Business

December 21, 2012

Raytheon awarded $254.6 million for Tomahawk missile

The U.S. Navy awarded Raytheon a $254.6 million contract to procure Tomahawk Block IV tactical cruise missiles for fiscal year 2013.

The contract calls for Raytheon to build and deliver Tomahawk Block IV cruise missiles, conduct flight tests and provide life-cycle support. Production and delivery of the missiles is scheduled to begin in 2013.

“Tomahawk Block IV enables the warfighter to precisely engage heavily defended and high-value targets from extremely long distances, which is critical to maintaining national security,” said Capt. Joe Mauser, U.S. Navy Tomahawk program manager. “With more than 2,000 combat missions and 500 successful tests completed, Tomahawk has proven its outstanding reliability and effectiveness.”

A major enhancement to the Tomahawk Block IV missile includes a two-way satellite data-link that enables a strike controller to redirect the missile in-flight to preprogrammed alternate targets or more critical targets.

“Tomahawk has an excellent record of reliability, effectiveness and accuracy. No other tactical cruise missile in the world can come close to matching it,” said Harry Schulte, vice president of Air Warfare Systems for Raytheon Missile Systems. “This missile provides unparalleled capability and has greatly contributed to the security of our country and our allies.”

The contract was announced by the Department of Defense on Dec. 17, 2012, and was awarded in Raytheon’s fourth quarter.
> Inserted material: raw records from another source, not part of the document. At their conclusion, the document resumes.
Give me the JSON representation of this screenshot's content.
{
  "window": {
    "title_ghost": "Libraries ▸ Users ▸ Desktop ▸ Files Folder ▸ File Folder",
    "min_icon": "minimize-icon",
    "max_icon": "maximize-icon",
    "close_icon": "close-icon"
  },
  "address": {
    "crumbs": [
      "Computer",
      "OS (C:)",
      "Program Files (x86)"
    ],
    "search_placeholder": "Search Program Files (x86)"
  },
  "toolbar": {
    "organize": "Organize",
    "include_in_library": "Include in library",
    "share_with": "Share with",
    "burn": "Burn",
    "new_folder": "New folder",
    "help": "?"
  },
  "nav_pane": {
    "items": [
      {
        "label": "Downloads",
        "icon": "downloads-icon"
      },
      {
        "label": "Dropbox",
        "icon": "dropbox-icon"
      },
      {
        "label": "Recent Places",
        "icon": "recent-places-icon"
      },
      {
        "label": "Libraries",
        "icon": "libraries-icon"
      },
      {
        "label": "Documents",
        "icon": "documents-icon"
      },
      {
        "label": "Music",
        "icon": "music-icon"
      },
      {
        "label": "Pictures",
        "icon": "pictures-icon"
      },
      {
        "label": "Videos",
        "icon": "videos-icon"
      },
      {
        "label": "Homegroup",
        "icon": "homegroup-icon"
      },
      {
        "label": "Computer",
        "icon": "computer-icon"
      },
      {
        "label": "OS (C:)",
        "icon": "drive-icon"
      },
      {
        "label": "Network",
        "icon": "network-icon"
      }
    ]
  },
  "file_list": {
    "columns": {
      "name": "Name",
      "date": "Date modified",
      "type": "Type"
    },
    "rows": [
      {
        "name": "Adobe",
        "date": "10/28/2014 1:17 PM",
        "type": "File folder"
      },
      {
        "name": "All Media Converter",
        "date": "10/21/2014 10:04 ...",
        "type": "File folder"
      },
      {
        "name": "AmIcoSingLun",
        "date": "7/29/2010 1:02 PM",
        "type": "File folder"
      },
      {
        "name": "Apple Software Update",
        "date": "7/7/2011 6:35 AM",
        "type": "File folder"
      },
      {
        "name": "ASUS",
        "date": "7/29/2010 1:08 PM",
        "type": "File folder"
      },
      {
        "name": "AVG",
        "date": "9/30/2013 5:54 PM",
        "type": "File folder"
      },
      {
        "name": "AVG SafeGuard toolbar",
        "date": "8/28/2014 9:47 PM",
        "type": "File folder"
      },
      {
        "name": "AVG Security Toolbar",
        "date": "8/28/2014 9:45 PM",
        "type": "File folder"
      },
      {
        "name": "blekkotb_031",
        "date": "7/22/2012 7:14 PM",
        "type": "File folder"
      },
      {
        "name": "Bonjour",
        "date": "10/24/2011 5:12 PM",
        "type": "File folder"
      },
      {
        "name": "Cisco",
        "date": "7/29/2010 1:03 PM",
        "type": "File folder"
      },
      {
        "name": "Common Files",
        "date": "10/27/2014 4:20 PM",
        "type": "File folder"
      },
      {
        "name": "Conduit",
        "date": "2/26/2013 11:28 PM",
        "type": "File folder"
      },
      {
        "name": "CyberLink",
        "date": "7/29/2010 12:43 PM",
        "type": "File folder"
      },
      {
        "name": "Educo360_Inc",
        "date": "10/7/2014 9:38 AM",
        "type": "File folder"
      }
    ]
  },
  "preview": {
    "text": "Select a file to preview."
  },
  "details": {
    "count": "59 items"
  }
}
About Tomahawk Block IV

With a range of approximately 1,000 statute miles, the Tomahawk Block IV missile is a surface- and submarine-launched precision strike stand-off weapon. Tomahawk is designed for long-range precision strike missions against high-value and heavily defended targets.

 




All of this week's top headlines to your email every Friday.


 
 

 

Headlines July 29, 2015

News: Lockheed F-35s reliability found wanting in shipboard testing¬†– The Marine Corps’ version of Lockheed Martin’s F-35 fighter demonstrated poor reliability in a 12-day exercise at sea, according to the U.S. military’s top testing officer.   Business: Rockwell Collins to upgrade Boeing comms system¬†– Rockwell Collins will upgrade the low-frequency transmi...
 
 

News Briefs July 29, 2015

U.S. Navy examines health concerns near Guantanamo court A complaint lodged with the Pentagon has prompted the U.S. Navy to look into the possible presence of anything that may cause cancer in a section of the base at Guantanamo Bay, Cuba, a military spokeswoman said July 28. The Navy Marine Corps Public Health Center and...
 
 
Air Force photograph by SrA. Betty R. Chevalier

New interrogation system installed on AWACS, more in pipeline

Air Force photograph by SrA. Betty R. Chevalier An E-3 Sentry AWACS from Tinker Air Force Base, Okla., prepares to land May 16, 2015. AWACS have the capability to detect enemy as well as friendly aircraft at great distances usi...
 

 

Remains of Pearl Harbor victims raised for identification

The military July 27 exhumed more caskets containing the unidentified remains of USS Oklahoma crew members killed in the 1941 bombing of Pearl Harbor. The Defense POW/MIA Accounting Agency disinterred five coffins from four grave sites at the National Memorial Cemetery of the Pacific in Honolulu, where they have rested for decades. The work is...
 
 
Boeing photograph

Boeing Oklahoma City expansion grows facilities, business presence

Boeing photograph July 29, Boeing broke ground on a new laboratory facility in Oklahoma City. Mayor Mick Cornett, Commissioner Brian Maughan, President of Boeing Global Services and Support Leanne Caret, Oklahoma Governor Mary ...
 
 

NASA awards contract to support agency’s human spaceflight programs

NASA has selected Wyle Laboratories Inc., of El Segundo, Calif., to provide biomedical, medical and health services in support of all human spaceflight programs at the agency’s Johnson Space Center in Houston. The work supports ongoing research aboard the International Space Station and helps enable the journey to Mars. The Human Health and Performance contract...
 




0 Comments


Be the first to comment!


Leave a Reply

Your email address will not be published. Required fields are marked *

You may use these HTML tags and attributes: <a href="" title=""> <abbr title=""> <acronym title=""> <b> <blockquote cite=""> <cite> <code> <del datetime=""> <em> <i> <q cite=""> <s> <strike> <strong>